THE TASK: A complete, unaltered copy of the listing is needed. Write it out.

GIVEN DATA:
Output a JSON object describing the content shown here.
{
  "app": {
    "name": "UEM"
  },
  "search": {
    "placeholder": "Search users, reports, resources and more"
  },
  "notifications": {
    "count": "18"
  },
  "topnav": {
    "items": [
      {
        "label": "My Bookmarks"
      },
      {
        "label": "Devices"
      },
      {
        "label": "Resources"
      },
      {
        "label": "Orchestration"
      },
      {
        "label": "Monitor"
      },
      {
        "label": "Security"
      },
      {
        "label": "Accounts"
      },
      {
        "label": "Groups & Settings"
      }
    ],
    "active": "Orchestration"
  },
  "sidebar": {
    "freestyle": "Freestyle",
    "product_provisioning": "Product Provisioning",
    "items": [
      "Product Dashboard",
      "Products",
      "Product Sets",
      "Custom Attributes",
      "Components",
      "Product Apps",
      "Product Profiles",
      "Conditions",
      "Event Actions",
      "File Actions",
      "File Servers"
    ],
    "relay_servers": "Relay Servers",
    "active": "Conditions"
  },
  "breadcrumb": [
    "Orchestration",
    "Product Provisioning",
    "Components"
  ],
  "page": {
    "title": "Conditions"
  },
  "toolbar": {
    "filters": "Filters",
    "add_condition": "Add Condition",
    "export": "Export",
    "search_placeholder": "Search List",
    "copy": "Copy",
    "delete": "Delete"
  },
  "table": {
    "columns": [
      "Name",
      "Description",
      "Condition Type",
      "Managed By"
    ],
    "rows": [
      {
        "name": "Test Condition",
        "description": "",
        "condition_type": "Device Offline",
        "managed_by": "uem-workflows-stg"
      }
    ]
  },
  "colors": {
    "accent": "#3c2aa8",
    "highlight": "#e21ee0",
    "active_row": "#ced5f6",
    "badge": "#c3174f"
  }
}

ANSWER:
Output a JSON object describing the content shown here.
{
  "app": {
    "name": "UEM"
  },
  "search": {
    "placeholder": "Search users, reports, resources and more"
  },
  "notifications": {
    "count": "18"
  },
  "topnav": {
    "items": [
      {
        "label": "My Bookmarks"
      },
      {
        "label": "Devices"
      },
      {
        "label": "Resources"
      },
      {
        "label": "Orchestration"
      },
      {
        "label": "Monitor"
      },
      {
        "label": "Security"
      },
      {
        "label": "Accounts"
      },
      {
        "label": "Groups & Settings"
      }
    ],
    "active": "Orchestration"
  },
  "sidebar": {
    "freestyle": "Freestyle",
    "product_provisioning": "Product Provisioning",
    "items": [
      "Product Dashboard",
      "Products",
      "Product Sets",
      "Custom Attributes",
      "Components",
      "Product Apps",
      "Product Profiles",
      "Conditions",
      "Event Actions",
      "File Actions",
      "File Servers"
    ],
    "relay_servers": "Relay Servers",
    "active": "Conditions"
  },
  "breadcrumb": [
    "Orchestration",
    "Product Provisioning",
    "Components"
  ],
  "page": {
    "title": "Conditions"
  },
  "toolbar": {
    "filters": "Filters",
    "add_condition": "Add Condition",
    "export": "Export",
    "search_placeholder": "Search List",
    "copy": "Copy",
    "delete": "Delete"
  },
  "table": {
    "columns": [
      "Name",
      "Description",
      "Condition Type",
      "Managed By"
    ],
    "rows": [
      {
        "name": "Test Condition",
        "description": "",
        "condition_type": "Device Offline",
        "managed_by": "uem-workflows-stg"
      }
    ]
  },
  "colors": {
    "accent": "#3c2aa8",
    "highlight": "#e21ee0",
    "active_row": "#ced5f6",
    "badge": "#c3174f"
  }
}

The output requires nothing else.